Friday, May 24, 2013
Review: Summer Falls by Amelia Williams
By: Amelia Williams
Publisher: BBC Digital
Summer Falls is a short Doctor Who novella purportedly written by none other than Amelia (Pond) Williams (also known as new-to-me Who author James Goss). The book appears in the season seven episode "The Bells of St. John," wherein the Doctor finally reconnects with Clara, the "impossible girl." One of Clara's charges is reading Summer Falls, a book whose eleventh chapter Clara promises will bring tears when it is read. This short slice of Who-related fiction is actually one of the cleverer tie-ins that I've encountered as it serves as a touchstone between the Doctor's newest companion and his much-loved previous ones, Amy and Rory, the latter two lost in the past at the conclusion of "The Angels Take Manhattan."

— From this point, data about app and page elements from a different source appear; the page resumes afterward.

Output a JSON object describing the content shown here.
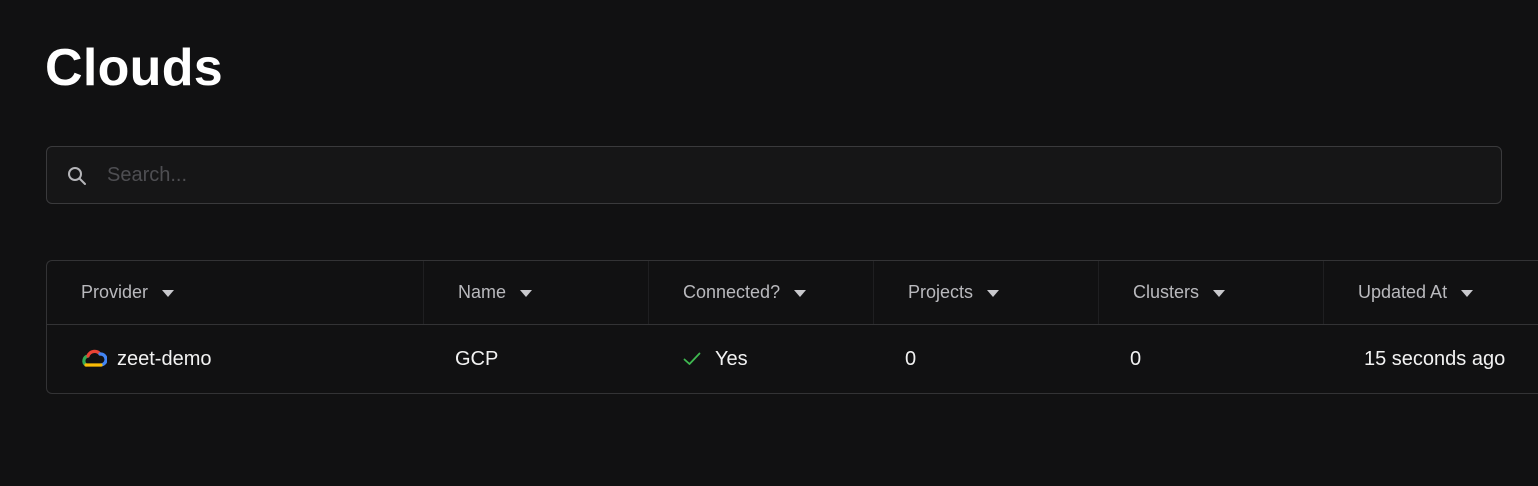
{
  "page": {
    "title": "Clouds"
  },
  "search": {
    "placeholder": "Search...",
    "value": "",
    "icon": "search-icon"
  },
  "table": {
    "columns": [
      {
        "label": "Provider",
        "icon": "caret-down-icon"
      },
      {
        "label": "Name",
        "icon": "caret-down-icon"
      },
      {
        "label": "Connected?",
        "icon": "caret-down-icon"
      },
      {
        "label": "Projects",
        "icon": "caret-down-icon"
      },
      {
        "label": "Clusters",
        "icon": "caret-down-icon"
      },
      {
        "label": "Updated At",
        "icon": "caret-down-icon"
      }
    ],
    "rows": [
      {
        "provider_icon": "google-cloud-icon",
        "provider": "zeet-demo",
        "name": "GCP",
        "connected_icon": "check-icon",
        "connected": "Yes",
        "projects": "0",
        "clusters": "0",
        "updated_at": "15 seconds ago"
      }
    ]
  },
  "colors": {
    "background": "#111112",
    "border": "#333335",
    "check_green": "#3fb950",
    "header_text": "#b9b9bd"
  }
}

I absolutely LOVE the concept of Amy becoming an author, and this story fits nicely into the constructs of her "new" timeframe -- mid-twentieth century America. Having grown up reading the likes of the original Nancy Drew, Trixie Belden, and Bobbsey Twin mysteries, Summer Falls fits comfortably within the realm of fiction of that ilk. Featuring intrepid, adventurous, mystery-solving children, Amy Pond's novel is deceptively grounded in the real world. Young Kate is far to logical to believe in magic of any sort, yet sprinkled throughout the novella are on a former companion of the Doctor's could appreciate -- hints that the ordinary only masks thrilling and terrifying wonders.

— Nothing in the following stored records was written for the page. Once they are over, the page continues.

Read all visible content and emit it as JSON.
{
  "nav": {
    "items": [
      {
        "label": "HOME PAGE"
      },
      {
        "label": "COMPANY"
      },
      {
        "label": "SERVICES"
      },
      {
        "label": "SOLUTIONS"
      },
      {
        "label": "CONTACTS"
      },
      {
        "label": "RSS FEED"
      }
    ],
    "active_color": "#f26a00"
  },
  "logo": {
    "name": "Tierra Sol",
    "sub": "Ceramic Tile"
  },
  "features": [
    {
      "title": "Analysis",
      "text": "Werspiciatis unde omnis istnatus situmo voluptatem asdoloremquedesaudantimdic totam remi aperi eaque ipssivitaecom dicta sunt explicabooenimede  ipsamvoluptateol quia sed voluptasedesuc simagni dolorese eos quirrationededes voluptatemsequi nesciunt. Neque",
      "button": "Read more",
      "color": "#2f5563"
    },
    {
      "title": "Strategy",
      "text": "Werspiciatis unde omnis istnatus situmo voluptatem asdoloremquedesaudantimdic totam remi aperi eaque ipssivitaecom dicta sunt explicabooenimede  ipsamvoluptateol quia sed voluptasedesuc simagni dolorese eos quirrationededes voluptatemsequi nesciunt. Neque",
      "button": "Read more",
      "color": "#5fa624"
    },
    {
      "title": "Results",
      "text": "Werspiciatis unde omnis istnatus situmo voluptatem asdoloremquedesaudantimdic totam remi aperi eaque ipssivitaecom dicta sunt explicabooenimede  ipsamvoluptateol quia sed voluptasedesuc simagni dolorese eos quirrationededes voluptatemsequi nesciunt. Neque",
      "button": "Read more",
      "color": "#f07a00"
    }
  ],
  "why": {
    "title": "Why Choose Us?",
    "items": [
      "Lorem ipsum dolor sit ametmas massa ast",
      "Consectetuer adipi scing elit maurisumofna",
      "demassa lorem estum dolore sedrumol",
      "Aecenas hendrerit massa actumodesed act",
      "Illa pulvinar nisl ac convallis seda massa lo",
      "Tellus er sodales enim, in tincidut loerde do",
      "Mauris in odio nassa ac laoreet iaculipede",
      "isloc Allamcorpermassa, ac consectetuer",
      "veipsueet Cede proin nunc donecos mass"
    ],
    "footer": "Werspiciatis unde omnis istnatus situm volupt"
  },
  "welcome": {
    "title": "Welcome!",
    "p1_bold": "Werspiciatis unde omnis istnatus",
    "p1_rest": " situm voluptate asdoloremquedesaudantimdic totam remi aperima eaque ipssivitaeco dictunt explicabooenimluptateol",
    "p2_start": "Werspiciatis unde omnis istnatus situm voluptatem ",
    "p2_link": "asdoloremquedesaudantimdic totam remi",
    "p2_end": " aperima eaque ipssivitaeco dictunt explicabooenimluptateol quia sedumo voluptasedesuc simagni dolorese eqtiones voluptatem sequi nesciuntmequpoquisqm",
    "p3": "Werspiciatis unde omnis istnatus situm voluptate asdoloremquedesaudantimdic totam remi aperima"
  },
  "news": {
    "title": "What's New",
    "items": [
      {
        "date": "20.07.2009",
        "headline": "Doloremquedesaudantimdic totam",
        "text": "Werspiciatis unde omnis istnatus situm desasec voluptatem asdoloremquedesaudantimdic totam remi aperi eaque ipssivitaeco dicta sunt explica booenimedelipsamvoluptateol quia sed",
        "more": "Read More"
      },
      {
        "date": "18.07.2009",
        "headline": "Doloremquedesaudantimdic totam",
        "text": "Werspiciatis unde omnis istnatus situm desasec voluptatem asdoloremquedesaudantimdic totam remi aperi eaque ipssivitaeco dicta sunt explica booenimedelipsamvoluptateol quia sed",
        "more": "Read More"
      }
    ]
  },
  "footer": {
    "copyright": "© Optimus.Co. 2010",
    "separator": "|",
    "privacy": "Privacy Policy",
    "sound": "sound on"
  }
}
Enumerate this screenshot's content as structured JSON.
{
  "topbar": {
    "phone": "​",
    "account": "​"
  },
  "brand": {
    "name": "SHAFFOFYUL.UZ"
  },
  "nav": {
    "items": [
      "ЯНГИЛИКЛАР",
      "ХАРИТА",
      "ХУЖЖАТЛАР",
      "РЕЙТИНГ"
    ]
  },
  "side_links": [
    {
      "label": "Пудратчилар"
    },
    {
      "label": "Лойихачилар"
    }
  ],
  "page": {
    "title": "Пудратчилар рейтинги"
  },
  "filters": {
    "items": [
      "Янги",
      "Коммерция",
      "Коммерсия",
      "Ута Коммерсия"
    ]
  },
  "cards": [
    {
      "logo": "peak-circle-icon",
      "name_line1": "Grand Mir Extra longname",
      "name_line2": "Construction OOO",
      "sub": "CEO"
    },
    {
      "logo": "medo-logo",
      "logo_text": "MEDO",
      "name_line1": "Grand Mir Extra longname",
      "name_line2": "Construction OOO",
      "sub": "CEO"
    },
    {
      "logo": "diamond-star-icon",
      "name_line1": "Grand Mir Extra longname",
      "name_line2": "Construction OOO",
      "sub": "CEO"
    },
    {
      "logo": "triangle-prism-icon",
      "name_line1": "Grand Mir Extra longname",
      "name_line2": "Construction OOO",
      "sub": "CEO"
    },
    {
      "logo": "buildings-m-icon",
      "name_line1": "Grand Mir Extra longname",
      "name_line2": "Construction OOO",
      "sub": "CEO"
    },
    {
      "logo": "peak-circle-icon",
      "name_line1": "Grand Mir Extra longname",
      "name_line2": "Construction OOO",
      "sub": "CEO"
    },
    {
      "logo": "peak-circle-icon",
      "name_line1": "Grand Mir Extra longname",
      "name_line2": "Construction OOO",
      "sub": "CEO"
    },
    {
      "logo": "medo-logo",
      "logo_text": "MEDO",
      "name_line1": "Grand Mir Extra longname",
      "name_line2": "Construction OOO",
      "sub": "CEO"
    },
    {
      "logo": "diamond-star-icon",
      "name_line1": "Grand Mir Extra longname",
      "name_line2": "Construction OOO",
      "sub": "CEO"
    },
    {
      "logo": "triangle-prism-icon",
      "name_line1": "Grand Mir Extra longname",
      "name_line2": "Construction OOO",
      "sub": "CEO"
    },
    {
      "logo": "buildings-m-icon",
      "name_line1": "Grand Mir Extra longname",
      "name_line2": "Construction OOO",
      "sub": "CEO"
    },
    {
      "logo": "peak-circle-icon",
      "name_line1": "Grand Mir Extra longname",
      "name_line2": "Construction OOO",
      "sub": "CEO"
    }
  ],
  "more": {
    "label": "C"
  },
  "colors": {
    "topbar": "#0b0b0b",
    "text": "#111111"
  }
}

I loved the character of Kate, perhaps a thinly-disguised version of the child Amy might have been after waiting that first night for the man in the box to return to her, all focus and determination masking her disappointment when he fails to appear. The entire tale has the feel of a fairy tale, something akin to "The Snow Queen, hinting at the continuing season seven menace of "The Great Intelligence" (and perhaps quoting from Goss's previous full-length Who novel, Dead of Winter). And Eleven-as-the-Curator is pitch-perfect and may just bring forth a tear or two by the time one reaches the sacrifice detailed in chapter eleven.
One could perhaps argue that this novella is the equivalent of an adventure with the Doctor from the ever-resourceful Amy's point-of-view. A lovely concept, marred only by uneven pacing and the restrictions of the novella format, Summer Falls is easily one of the best fictional tie-ins to the current Who-universe. There is a lot of potential in this concept and format, so much so that I can only hope the BBC explores opportunities of this type in the future and in greater, more substantive depth.

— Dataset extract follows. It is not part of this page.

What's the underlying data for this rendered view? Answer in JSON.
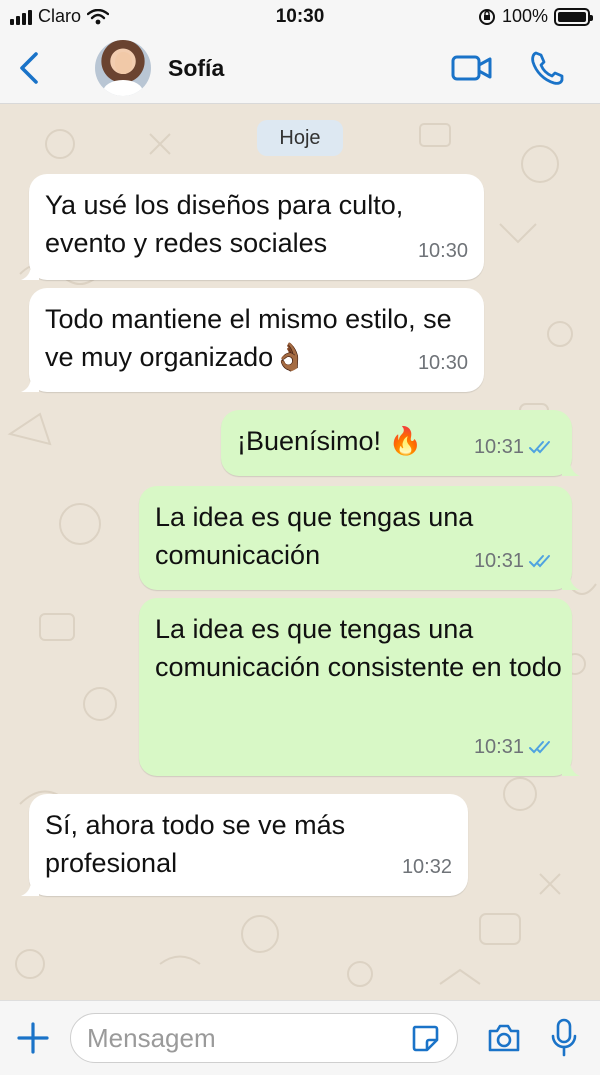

About the book:
"When summer falls, the Lord of Winter will arise..."
In the seaside village of Watchcombe, young Kate is determined to make the most of her last week of summer holiday. But when she discovers a mysterious painting entitled 'The Lord of Winter' in a charity shop, it leads her on an adventure she never could have planned. Kate soon realises the old seacape, painted long ago by an eccentric local artist, is actually a puzzle. And with the help of some bizarre new acquaintances - including a museum curator's magical cat, a miserable neighbour, and a lonely boy - she plans on solving it.